“Morning,” I say to the guy who emerges from the back.
“Is it?” he says, rubbing his head.
After a long day at work yesterday, Nigel got home to find DIY awaiting him, one glass of wine turned into another and, long story short, he’s now in work at 9am on a Saturday morning, hungover as fuck.
He was in the market downstairs for a couple of years but he’s only been in here for three weeks, and you need to put the hours in. The shop opens every day of the week, apart from Sunday.
Am I looking for anything in particular? Mate, it’s a bit more complicated than that.
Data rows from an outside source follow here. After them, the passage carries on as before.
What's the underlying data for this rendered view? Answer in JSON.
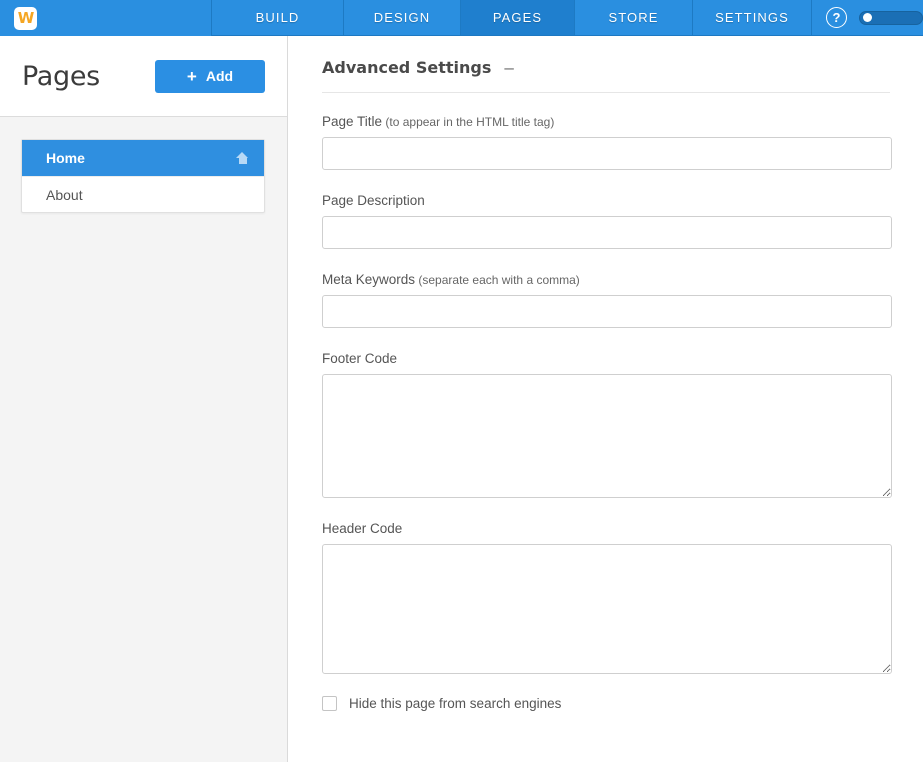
{
  "app": {
    "logo_letter": "W",
    "logo_color": "#f5a623",
    "accent_color": "#2b8fe3",
    "nav_bg_color": "#2a8fe0",
    "active_tab_color": "#1f7fce"
  },
  "topnav": {
    "tabs": [
      {
        "label": "BUILD",
        "active": false
      },
      {
        "label": "DESIGN",
        "active": false
      },
      {
        "label": "PAGES",
        "active": true
      },
      {
        "label": "STORE",
        "active": false
      },
      {
        "label": "SETTINGS",
        "active": false
      }
    ],
    "help_label": "?",
    "help_icon": "question-circle-icon"
  },
  "sidebar": {
    "title": "Pages",
    "add_button": {
      "label": "Add",
      "icon": "plus-icon",
      "plus": "+"
    },
    "items": [
      {
        "label": "Home",
        "active": true,
        "icon": "home-icon"
      },
      {
        "label": "About",
        "active": false,
        "icon": ""
      }
    ]
  },
  "main": {
    "section_title": "Advanced Settings",
    "collapse_toggle": "–",
    "fields": {
      "page_title": {
        "label": "Page Title",
        "hint": " (to appear in the HTML title tag)",
        "value": "",
        "placeholder": ""
      },
      "page_description": {
        "label": "Page Description",
        "hint": "",
        "value": "",
        "placeholder": ""
      },
      "meta_keywords": {
        "label": "Meta Keywords",
        "hint": " (separate each with a comma)",
        "value": "",
        "placeholder": ""
      },
      "footer_code": {
        "label": "Footer Code",
        "hint": "",
        "value": "",
        "placeholder": ""
      },
      "header_code": {
        "label": "Header Code",
        "hint": "",
        "value": "",
        "placeholder": ""
      }
    },
    "hide_from_search": {
      "label": "Hide this page from search engines",
      "checked": false
    }
  }
}
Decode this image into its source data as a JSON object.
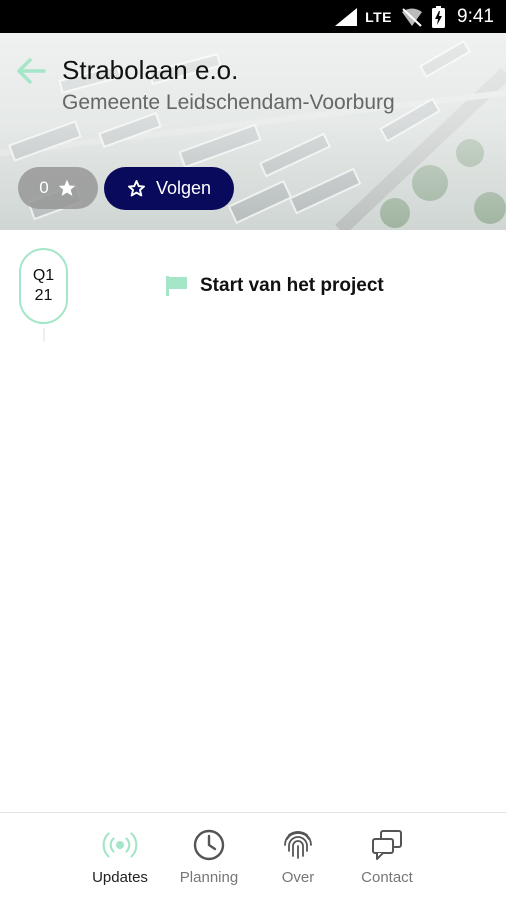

ANY group that has a song with the chorus “Aaaaargh! Aaargh! Aaaaaargh!” must be pretty good. Bristol cider punks Disorder were precisely one such band. Plus, they are named after the fantastic Joy Division track. Me, Doug and John went to see them, Antisect and Amebix at one of Nick Toczek’s excellent and cheap (£2/£1.50) gigs at the Bierkeller in Leeds in December 1983.
As the intro to the original interview in my zine put it:
Lots of people were drunk so it might not make all that much sense in places. For realism, add lots of stupid laughing in between each question.
I’M VERY comfortable in record shops. Too comfortable, some might say.
Either way, I’ve spent too much time and money on both sides of the counter in new and secondhand record shops to worry about what some spod in a Radiohead tee thinks of my taste in music.
Not, I hasten to add, that the knowledgeable, dedicated and more often than not friendly and approachable musical-curation professionals in the shops I frequent are spods. And they’d also be unlikely to wear Radiohead T-shirts, probably. I hope.
Yes, they might be a bit eccentric at times but remember that they have to work with the public, week in, week out. They are a very agreeable bunch of people by and large, considering.
Take a bow, all you ruthless rinsers of my wallet at King Bee, Vinyl Exchange, Piccadilly Records, Vinyl Revival, Eastern Bloc, Jumbo, Relics, Phonica, Sister Ray and Reckless – and any number of breadhead charity shop wankers the length and breadth of Britain.
You are more persuasive, convincing and clinically efficient than any dirty drug dealer I’ve ever met. No doubt I’ll be seeing you again soon.
THE FALL got together exactly 40 years ago, to the day. Mark E Smith’s modus operandi of basic rock n roll accompanied by a very singular kind of northern beat poetry remains true to his original vision, albeit delivered by an ever-changing supporting cast of musical misfits. And assorted wives, girlfriends and lovers, older and otherwise.
Think what you want about him but nobody gets that lucky this often. The guy is a fucking genius and we are privileged to be breathing the same air as him.
Would I want to hang out with him on a regular basis?
Has he recorded songs that have made me happy, consistently, over a number of decades?
Do his lyrics still dazzle with a deranged, unique and often completely unexpected poetic worldview?
Has he presided over some of the most insane gigs I’ve ever seen in my entire life?
So, this is a few songs from the canon of MES. There is no definitive list of great Fall songs and people who tell you otherwise are liars. These are five MES songs I like today. It’ll change tomorrow.
And that is entirely appropriate.
PUNK ROCK DISCO. When punks tried to make dance music and when dancing music people get a bit punk rock. Or something. All bets are off.